ASSIGNMENT: Lift out all lines below that contain "JSON".
───── SOURCE MATERIAL
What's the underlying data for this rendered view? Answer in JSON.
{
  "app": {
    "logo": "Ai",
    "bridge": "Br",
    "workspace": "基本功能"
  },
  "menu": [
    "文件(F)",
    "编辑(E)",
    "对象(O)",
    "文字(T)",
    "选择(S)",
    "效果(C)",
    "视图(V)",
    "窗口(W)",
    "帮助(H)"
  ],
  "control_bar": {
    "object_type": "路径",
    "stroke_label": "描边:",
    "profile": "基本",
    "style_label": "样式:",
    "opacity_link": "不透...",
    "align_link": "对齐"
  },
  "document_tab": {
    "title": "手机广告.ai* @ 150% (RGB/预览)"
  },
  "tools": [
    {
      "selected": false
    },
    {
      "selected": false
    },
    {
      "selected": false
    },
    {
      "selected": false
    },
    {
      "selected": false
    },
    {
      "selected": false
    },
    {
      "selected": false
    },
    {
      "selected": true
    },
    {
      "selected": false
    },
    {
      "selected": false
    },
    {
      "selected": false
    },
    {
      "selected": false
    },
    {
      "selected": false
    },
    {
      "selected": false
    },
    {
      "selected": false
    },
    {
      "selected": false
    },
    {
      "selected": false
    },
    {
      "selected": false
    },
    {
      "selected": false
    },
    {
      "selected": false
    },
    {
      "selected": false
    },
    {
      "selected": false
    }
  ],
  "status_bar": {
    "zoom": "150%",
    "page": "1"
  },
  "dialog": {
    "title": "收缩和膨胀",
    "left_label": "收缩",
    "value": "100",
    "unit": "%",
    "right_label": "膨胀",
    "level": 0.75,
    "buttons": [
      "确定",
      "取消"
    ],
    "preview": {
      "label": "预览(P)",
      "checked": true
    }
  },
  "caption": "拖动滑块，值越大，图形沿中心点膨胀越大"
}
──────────
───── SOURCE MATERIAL
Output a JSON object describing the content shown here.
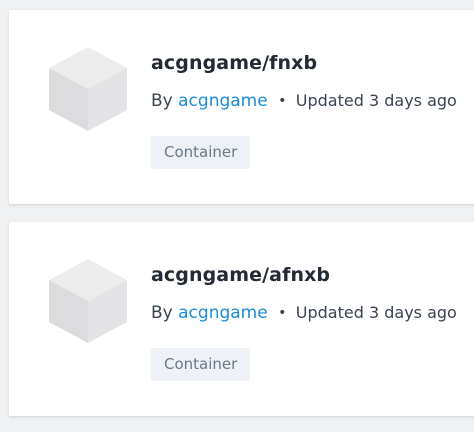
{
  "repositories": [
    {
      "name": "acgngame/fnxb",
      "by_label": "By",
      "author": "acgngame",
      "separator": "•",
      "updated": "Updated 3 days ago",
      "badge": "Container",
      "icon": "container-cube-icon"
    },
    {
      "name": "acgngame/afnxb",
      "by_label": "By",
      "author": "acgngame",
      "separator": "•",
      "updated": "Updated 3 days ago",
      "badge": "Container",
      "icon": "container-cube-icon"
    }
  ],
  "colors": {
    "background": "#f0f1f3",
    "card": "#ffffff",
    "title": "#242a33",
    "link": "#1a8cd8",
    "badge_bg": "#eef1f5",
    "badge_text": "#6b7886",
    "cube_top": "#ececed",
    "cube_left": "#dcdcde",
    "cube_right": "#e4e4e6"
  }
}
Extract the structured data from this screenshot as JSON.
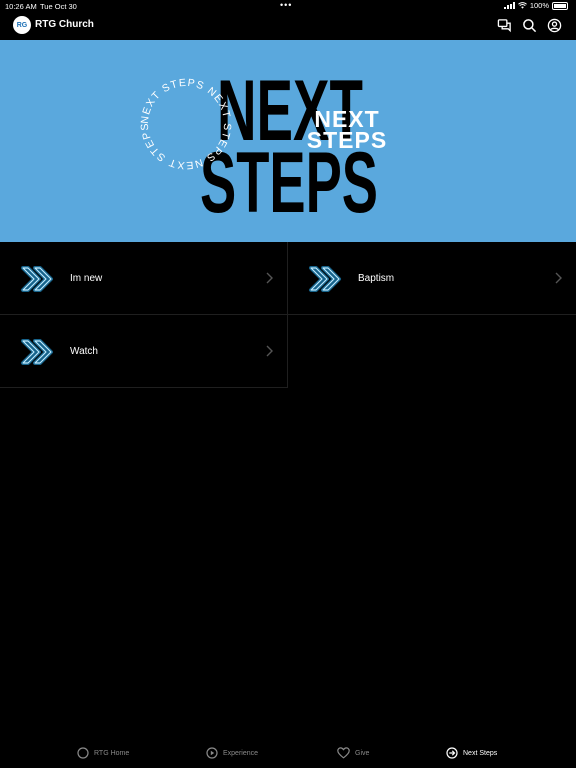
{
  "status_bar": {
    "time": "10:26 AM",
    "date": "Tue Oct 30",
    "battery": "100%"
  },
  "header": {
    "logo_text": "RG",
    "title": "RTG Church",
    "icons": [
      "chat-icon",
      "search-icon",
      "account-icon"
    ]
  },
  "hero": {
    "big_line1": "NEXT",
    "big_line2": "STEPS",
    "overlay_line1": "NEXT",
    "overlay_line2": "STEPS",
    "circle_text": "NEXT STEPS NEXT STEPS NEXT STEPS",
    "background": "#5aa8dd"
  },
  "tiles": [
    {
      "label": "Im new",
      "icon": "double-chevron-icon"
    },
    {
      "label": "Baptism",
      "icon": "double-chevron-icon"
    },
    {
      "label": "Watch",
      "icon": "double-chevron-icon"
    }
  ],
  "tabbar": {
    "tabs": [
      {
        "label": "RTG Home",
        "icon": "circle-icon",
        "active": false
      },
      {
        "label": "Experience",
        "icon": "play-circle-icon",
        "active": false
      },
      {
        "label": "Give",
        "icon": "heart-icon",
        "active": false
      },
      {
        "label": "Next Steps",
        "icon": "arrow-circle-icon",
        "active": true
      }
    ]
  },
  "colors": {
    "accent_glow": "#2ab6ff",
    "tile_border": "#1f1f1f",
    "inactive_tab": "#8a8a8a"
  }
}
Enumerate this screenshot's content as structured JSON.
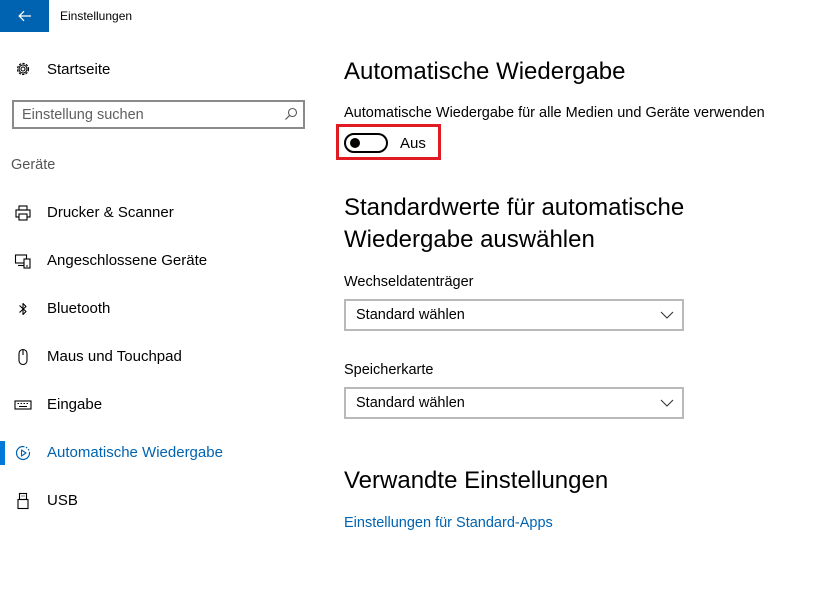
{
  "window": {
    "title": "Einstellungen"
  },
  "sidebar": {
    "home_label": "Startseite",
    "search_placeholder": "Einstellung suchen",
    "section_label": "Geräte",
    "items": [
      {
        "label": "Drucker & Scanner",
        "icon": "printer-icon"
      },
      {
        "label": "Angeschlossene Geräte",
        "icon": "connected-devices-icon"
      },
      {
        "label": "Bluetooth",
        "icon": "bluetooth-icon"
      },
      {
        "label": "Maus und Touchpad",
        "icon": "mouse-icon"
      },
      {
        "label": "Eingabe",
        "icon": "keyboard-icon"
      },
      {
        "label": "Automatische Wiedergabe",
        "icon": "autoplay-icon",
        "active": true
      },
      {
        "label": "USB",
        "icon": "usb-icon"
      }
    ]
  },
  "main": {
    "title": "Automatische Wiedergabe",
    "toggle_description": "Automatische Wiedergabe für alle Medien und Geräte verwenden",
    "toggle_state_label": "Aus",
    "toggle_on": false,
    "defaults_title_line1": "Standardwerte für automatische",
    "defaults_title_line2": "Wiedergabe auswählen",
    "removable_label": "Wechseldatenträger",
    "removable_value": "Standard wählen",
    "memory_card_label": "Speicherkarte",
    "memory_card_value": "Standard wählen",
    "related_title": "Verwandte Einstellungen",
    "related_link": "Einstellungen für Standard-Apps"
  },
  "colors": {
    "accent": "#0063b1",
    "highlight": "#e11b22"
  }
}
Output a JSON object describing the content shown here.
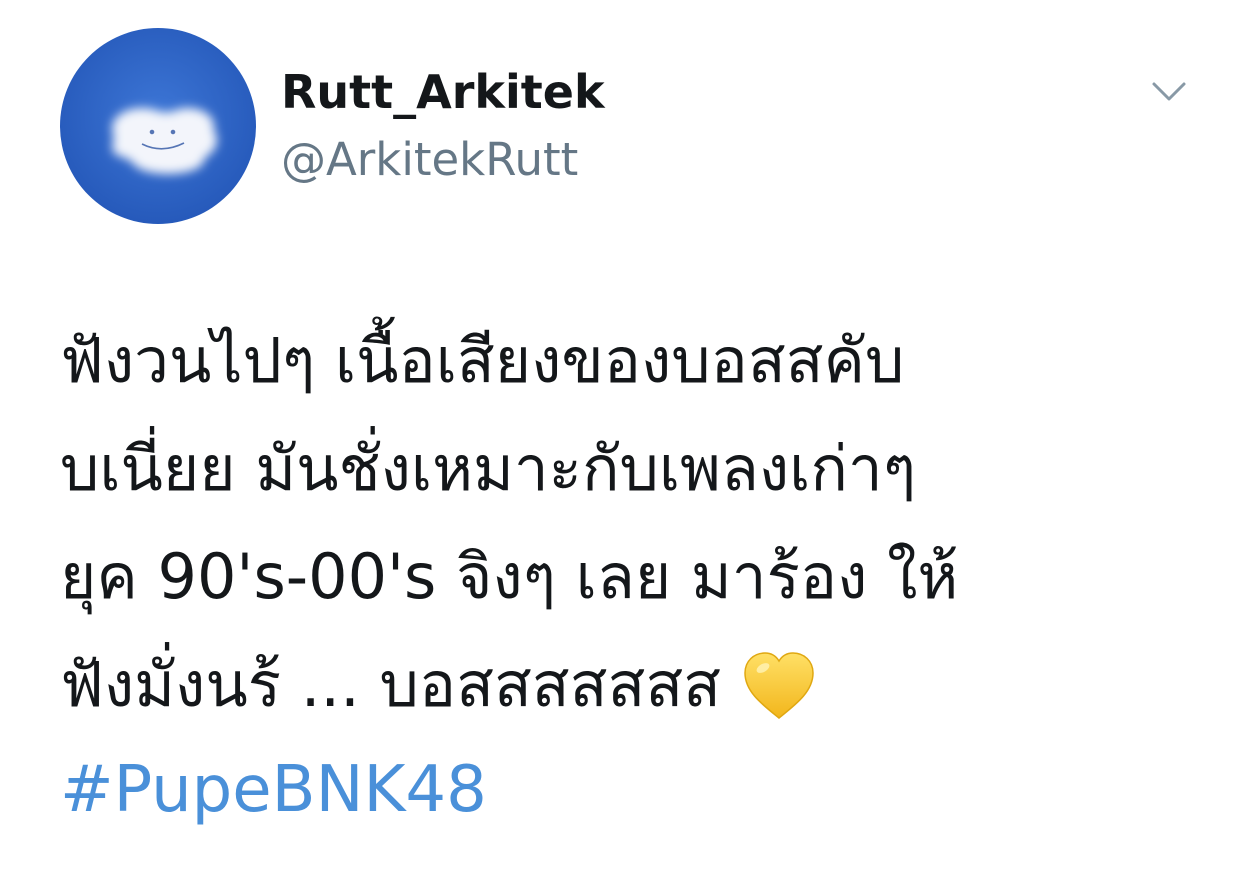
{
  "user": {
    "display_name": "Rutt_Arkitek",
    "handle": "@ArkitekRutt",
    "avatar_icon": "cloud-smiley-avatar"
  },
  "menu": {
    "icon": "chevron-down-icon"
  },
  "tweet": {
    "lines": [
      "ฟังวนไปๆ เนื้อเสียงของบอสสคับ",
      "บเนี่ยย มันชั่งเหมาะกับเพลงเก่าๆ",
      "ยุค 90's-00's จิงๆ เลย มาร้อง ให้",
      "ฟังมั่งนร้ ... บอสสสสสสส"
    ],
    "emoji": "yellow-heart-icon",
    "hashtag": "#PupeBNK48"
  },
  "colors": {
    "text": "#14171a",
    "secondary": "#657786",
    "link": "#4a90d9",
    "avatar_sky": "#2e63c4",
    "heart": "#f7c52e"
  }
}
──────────
TASK ANSWER:
What's the underlying data for this rendered view? Answer in JSON.
Output a JSON object describing the content shown here.
Extract the structured data from this screenshot as JSON.
Enumerate this screenshot's content as structured JSON.
Output a JSON object describing the content shown here.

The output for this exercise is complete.